§ Task goal: Each line below with the word "value" needs to be copied.

Interface dataset entries
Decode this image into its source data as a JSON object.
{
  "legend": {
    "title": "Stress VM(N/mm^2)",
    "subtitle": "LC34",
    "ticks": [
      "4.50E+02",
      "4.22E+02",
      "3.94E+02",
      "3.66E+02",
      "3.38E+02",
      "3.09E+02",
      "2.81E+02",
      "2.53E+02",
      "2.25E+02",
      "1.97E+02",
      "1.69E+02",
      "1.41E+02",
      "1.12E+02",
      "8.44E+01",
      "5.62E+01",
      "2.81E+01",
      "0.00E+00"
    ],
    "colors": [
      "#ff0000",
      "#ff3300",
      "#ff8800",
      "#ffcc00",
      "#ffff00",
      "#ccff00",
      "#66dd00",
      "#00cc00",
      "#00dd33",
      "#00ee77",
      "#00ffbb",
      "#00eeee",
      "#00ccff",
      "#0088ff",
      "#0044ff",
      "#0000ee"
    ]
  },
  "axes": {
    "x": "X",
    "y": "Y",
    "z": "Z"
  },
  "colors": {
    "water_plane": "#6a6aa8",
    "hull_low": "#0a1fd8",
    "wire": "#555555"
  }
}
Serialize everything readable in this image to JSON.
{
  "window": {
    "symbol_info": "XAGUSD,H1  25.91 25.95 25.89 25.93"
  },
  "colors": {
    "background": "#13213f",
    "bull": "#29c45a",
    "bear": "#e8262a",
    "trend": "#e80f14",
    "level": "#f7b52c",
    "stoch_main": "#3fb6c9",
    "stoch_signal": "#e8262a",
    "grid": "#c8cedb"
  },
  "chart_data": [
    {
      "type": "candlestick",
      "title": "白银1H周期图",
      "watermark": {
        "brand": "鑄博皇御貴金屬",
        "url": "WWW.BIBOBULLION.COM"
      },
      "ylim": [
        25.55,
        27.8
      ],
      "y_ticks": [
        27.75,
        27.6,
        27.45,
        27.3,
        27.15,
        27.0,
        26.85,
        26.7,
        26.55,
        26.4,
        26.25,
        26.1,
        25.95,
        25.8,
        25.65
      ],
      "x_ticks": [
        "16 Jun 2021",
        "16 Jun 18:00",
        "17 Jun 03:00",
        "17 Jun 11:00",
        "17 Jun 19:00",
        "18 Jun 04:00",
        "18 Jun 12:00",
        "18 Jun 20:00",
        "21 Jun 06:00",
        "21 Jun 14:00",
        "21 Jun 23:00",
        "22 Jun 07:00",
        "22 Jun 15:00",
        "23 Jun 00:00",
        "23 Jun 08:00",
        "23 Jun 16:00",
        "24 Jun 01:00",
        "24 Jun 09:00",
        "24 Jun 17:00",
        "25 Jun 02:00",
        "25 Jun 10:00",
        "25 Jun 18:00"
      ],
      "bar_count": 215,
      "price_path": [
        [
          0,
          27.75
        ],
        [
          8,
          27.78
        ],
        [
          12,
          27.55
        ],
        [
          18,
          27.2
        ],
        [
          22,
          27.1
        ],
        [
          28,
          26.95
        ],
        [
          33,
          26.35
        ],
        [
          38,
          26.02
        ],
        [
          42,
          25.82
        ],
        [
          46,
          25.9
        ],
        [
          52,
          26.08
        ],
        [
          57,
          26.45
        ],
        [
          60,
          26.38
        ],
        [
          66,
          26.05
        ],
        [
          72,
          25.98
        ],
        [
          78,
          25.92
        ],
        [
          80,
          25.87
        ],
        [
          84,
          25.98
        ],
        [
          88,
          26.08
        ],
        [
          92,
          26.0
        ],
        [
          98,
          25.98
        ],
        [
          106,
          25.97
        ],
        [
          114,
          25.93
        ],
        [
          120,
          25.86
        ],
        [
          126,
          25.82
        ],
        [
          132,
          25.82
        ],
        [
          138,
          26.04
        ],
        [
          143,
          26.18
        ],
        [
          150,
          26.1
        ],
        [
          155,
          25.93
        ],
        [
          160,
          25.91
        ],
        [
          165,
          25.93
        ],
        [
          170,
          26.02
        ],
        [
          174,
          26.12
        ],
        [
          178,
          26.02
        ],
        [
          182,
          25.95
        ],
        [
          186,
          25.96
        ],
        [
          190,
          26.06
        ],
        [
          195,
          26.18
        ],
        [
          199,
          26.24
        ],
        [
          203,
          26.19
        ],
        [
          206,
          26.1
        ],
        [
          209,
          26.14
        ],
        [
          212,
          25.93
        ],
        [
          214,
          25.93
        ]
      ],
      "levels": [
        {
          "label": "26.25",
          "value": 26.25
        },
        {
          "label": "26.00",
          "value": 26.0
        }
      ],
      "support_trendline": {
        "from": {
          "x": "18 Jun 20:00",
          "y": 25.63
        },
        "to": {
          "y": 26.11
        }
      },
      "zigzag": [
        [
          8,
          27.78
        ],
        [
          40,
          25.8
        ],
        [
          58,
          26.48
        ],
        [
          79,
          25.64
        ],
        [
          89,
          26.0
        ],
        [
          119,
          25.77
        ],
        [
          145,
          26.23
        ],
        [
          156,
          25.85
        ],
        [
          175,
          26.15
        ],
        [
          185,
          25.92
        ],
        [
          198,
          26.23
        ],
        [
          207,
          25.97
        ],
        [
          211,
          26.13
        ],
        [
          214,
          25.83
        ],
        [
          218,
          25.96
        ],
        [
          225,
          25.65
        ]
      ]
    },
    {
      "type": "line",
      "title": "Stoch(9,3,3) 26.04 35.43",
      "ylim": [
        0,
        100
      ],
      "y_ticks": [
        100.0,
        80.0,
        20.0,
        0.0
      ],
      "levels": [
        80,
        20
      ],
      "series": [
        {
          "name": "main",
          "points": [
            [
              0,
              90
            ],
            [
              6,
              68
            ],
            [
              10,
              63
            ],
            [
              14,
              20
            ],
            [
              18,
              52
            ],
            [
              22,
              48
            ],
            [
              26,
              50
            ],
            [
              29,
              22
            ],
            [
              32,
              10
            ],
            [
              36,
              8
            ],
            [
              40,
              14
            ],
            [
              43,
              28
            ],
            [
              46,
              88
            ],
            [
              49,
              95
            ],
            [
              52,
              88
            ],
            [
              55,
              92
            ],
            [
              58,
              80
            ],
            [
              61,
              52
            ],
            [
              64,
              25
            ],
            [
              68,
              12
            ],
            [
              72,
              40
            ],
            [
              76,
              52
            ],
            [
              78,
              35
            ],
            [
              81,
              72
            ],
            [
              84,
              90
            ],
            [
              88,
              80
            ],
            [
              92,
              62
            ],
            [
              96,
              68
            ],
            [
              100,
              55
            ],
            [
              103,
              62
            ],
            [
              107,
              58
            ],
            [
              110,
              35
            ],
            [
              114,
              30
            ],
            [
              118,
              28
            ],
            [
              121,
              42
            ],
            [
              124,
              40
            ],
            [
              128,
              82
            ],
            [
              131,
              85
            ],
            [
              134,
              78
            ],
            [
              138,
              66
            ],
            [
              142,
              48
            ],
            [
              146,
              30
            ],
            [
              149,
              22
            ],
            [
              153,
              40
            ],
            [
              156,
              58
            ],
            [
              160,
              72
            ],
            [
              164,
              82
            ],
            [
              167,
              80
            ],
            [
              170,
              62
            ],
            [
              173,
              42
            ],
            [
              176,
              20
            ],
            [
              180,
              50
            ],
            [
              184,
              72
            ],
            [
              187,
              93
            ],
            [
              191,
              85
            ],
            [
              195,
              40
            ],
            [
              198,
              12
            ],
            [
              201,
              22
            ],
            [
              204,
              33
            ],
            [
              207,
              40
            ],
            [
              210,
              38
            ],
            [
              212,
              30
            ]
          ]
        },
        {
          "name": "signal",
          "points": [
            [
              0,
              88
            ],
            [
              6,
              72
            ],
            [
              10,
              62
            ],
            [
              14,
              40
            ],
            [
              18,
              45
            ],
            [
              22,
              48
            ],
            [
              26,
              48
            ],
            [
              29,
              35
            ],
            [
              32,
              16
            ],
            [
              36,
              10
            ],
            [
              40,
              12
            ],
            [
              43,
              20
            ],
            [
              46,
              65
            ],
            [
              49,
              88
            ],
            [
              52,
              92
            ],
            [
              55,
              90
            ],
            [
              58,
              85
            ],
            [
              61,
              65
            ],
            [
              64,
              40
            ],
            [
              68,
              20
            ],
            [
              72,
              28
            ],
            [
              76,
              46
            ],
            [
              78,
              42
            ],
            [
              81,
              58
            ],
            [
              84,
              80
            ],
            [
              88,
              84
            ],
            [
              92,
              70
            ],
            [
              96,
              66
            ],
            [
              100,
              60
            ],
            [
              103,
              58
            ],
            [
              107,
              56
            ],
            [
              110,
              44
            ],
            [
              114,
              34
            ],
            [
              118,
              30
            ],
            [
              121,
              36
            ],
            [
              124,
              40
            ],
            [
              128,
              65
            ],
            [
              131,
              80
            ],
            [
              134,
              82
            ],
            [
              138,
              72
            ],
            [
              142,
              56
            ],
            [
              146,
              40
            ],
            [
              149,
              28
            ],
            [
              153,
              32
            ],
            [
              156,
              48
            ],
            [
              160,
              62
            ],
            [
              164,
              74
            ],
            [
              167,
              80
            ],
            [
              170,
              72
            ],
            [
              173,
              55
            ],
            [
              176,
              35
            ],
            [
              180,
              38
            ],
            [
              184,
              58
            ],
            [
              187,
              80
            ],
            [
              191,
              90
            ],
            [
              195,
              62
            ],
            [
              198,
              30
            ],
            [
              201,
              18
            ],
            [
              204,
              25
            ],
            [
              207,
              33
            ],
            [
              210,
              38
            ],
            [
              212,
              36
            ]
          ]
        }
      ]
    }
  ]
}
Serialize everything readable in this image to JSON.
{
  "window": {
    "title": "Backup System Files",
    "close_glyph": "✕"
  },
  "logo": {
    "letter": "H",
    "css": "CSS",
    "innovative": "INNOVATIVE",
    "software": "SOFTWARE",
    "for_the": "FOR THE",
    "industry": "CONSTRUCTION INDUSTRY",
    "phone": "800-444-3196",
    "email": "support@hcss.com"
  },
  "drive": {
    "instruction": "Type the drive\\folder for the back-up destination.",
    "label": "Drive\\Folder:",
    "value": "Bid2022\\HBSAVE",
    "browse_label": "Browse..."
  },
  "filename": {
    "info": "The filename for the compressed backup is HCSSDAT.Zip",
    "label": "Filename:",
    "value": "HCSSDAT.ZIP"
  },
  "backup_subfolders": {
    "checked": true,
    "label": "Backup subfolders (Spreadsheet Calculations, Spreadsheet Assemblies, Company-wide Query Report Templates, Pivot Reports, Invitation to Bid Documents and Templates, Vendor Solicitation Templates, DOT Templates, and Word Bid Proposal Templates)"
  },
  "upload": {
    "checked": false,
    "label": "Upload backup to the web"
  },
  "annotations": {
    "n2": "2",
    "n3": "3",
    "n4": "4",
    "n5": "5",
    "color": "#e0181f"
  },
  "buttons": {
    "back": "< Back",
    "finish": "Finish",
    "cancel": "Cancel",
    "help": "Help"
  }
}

§ Output of the exercise:
          "value": 26.25
          "value": 26.0
    "value": "Bid2022\\HBSAVE",
    "value": "HCSSDAT.ZIP"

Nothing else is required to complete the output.